But the SEIU’s fight is for “$15 and a union.” That second part is key: The union’s end goal has always been to increase membership and swell its ranks of dues-paying workers—the financial underpinning for the union’s political activities. The Fight for $15 isn’t so much about raising the wage as it is about using the issue to bolster the labor movement. In These Times recently quoted the Fight for $15’s organizing director, Kendall Fells, admitting as much: “Since the campaign began, the workers have always had two demands. It’s $15 and a union, not $15 or a union.”
But the former hasn’t really come to fruition. The SEIU has seen no substantial gain in membership as a result of the Fight for $15. In fact, the union lost about 5,800 members from 2014 to 2015, prompting some anxiety among union sympathizers. “There’s a turn to liberalism and the raising of the social wage,” labor historian Nelson Lichtenstein told In These Times. “But the dilemma is it’s not helping the trade union movement institutionally.” Pro-union author and activist Bill Fletcher, Jr. also chimed in: “You can win these [legislative] victories but if you don’t have organization, it all goes poof.”
For the SEIU, unionizing McDonald’s and other fast-food chains remains a tall task. The union has managed to rally dozens of workers at a time for fast-food strikes, but it needs tens of thousands of pro-union workers on board to even secure a union election in the fast-food sector. In These Times has some perspective:
According to New York’s Department of Labor, there are 63,587 fast food workers in New York City, a little over half of whom would have to file a card with the NLRB in support of the union. The challenge of triggering a fast food union vote at 50 percent plus one with the NLRB is, therefore, gargantuan. Even triggering a union election at just one of the chains—say, McDonald’s—would prove difficult; the company employs approximately 760,000 people across the country spread across over 10,000 restaurants in the United States.

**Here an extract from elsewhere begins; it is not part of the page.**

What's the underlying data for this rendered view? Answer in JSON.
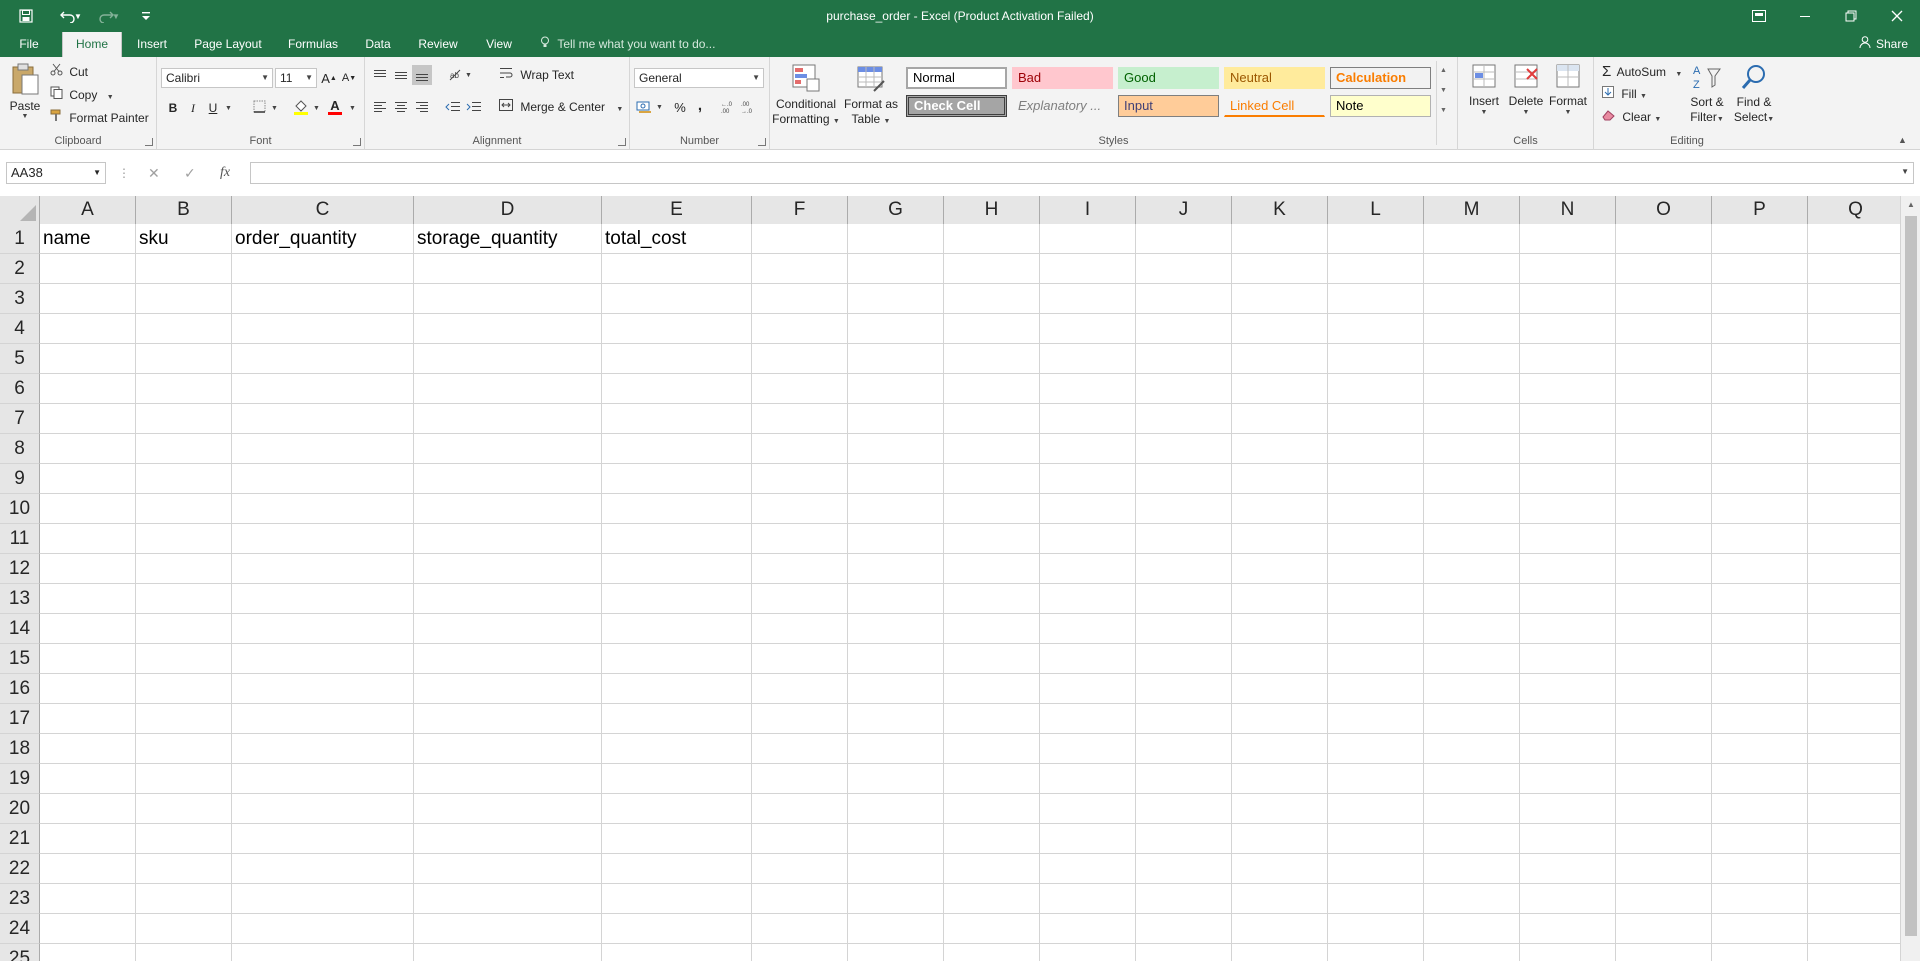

It means rough waters ahead for the SEIU, which now must entertain a scary thought: Maybe employees don’t want a union after all.